For immediate release

In light of today’s report from four privacy commissioners regarding the illegal practices of Clearview AI, the BC Civil Liberties Association reiterates its call for a ban on facial recognition software by all law enforcement and intelligence agencies.

Xʷməθkʷəy̓əm (Musqueam), Sḵwx̱wú7mesh (Squamish) and səlilwətaɬ (Tsleil-Waututh)/Vancouver, B.C – This morning the Privacy Commissioners of Canada, British Columbia, Quebec and Alberta released their findings from a joint investigation into the practices of Clearview AI, a commercial vendor whose facial recognition software has been used by Canadian law enforcement agencies. The commissioners were unequivocal in their findings that Clearview AI gathered images of faces of Canadians from websites without individual express consent and used them in a commercial activity. The privacy commissioners unequivocally found this to be illegal.

The report found that 48 law enforcement agencies have run thousands of searches using Clearview AI’s facial recognition software database. This database includes millions of images of individuals in Canada, including children, that were collected from the internet without individual consent.

“The report confirms our suspicions – that millions of people in Canada have had their privacy violated and have been put at risk of suffering significant harms” says Meghan McDermott, BCCLA Senior Staff Counsel and Interim Policy Director. “While we welcome the strong rebuke of Clearview AI’s practices, we are horrified to learn that Clearview AI still has so much of our sensitive personal information in its commercial databases. This whole scandal points to the weakness of our privacy laws in Canada and our inability to hold public and private bodies accountable when our sensitive personal information is exploited.”

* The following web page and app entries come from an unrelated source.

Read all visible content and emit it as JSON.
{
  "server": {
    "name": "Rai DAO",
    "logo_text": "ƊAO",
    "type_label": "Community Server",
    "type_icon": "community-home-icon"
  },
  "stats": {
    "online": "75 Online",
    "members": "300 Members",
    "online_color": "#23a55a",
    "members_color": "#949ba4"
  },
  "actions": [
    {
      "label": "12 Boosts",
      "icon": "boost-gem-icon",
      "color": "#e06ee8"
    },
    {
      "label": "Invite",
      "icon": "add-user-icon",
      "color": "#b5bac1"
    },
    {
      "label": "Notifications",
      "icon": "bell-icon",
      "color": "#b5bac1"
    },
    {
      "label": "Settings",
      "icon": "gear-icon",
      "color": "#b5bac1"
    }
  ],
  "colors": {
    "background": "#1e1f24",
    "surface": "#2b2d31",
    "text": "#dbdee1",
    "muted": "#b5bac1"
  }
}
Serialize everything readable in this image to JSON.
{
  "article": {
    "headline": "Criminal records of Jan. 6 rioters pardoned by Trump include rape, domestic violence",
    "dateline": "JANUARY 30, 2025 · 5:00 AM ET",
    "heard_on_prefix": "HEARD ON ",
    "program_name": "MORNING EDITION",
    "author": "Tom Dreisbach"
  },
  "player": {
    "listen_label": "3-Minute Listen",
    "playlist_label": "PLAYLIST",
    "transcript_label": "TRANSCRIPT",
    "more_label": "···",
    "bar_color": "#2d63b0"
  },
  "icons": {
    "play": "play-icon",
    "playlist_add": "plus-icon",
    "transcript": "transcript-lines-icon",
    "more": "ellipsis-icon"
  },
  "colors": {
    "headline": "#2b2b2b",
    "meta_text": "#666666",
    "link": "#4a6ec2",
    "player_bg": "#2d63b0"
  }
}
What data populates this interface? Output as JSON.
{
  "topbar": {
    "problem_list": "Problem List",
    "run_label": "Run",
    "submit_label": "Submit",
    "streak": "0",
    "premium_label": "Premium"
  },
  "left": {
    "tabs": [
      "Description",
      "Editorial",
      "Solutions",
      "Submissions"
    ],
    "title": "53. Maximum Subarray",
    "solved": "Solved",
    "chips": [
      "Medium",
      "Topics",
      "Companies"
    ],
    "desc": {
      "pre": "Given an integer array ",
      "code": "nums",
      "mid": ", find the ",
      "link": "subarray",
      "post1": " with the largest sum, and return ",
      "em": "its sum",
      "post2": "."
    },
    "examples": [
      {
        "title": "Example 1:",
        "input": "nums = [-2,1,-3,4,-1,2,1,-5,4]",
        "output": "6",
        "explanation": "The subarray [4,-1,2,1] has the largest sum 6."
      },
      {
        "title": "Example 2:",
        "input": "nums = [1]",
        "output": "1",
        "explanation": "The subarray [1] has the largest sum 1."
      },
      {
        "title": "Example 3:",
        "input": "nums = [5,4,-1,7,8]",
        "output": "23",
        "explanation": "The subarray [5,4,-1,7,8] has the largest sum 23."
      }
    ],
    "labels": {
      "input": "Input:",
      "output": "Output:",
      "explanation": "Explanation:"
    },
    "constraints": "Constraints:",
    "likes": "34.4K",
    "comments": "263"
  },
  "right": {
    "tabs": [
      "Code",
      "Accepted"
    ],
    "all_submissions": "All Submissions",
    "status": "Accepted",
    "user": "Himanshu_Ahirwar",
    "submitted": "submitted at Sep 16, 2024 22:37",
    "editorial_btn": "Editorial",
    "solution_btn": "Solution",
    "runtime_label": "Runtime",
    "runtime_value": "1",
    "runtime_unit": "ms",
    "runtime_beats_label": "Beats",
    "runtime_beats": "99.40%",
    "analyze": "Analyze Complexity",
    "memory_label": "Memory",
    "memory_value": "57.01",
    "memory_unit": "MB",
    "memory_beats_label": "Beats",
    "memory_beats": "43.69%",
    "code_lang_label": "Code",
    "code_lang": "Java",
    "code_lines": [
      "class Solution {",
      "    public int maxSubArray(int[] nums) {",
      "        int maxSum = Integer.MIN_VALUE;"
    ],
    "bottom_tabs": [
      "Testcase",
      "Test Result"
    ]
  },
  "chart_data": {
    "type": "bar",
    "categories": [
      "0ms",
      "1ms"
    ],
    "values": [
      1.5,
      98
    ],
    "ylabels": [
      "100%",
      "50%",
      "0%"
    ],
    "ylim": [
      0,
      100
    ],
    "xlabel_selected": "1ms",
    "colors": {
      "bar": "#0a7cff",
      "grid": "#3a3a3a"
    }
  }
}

Today’s investigative findings are separate from another ongoing investigation into the RCMP’s use of Clearview AI. In addition to the prima facie violation of privacy that is at issue in contexts like this, the BCCLA is also gravely concerned that law enforcement and intelligence agencies are using biometric software from vendors like Clearview AI given the myriad studies that have shown there are structural anti-Black racial biases in facial recognition surveillance.

“At a time when society is pushing to address systemic racism in policing, adopting a technology that is known for its racial biases is a move in the wrong direction,” says Harsha Walia, Executive Director. “Now is the time for all levels of government in Canada to enact bans on facial recognition surveillance by law enforcement and intelligence agencies.”


Media Contacts

Meghan McDermott, Senior Staff Counsel and Interim Policy Director, [email protected]

Harsha Walia, Executive Director, [email protected] or 778-885-0040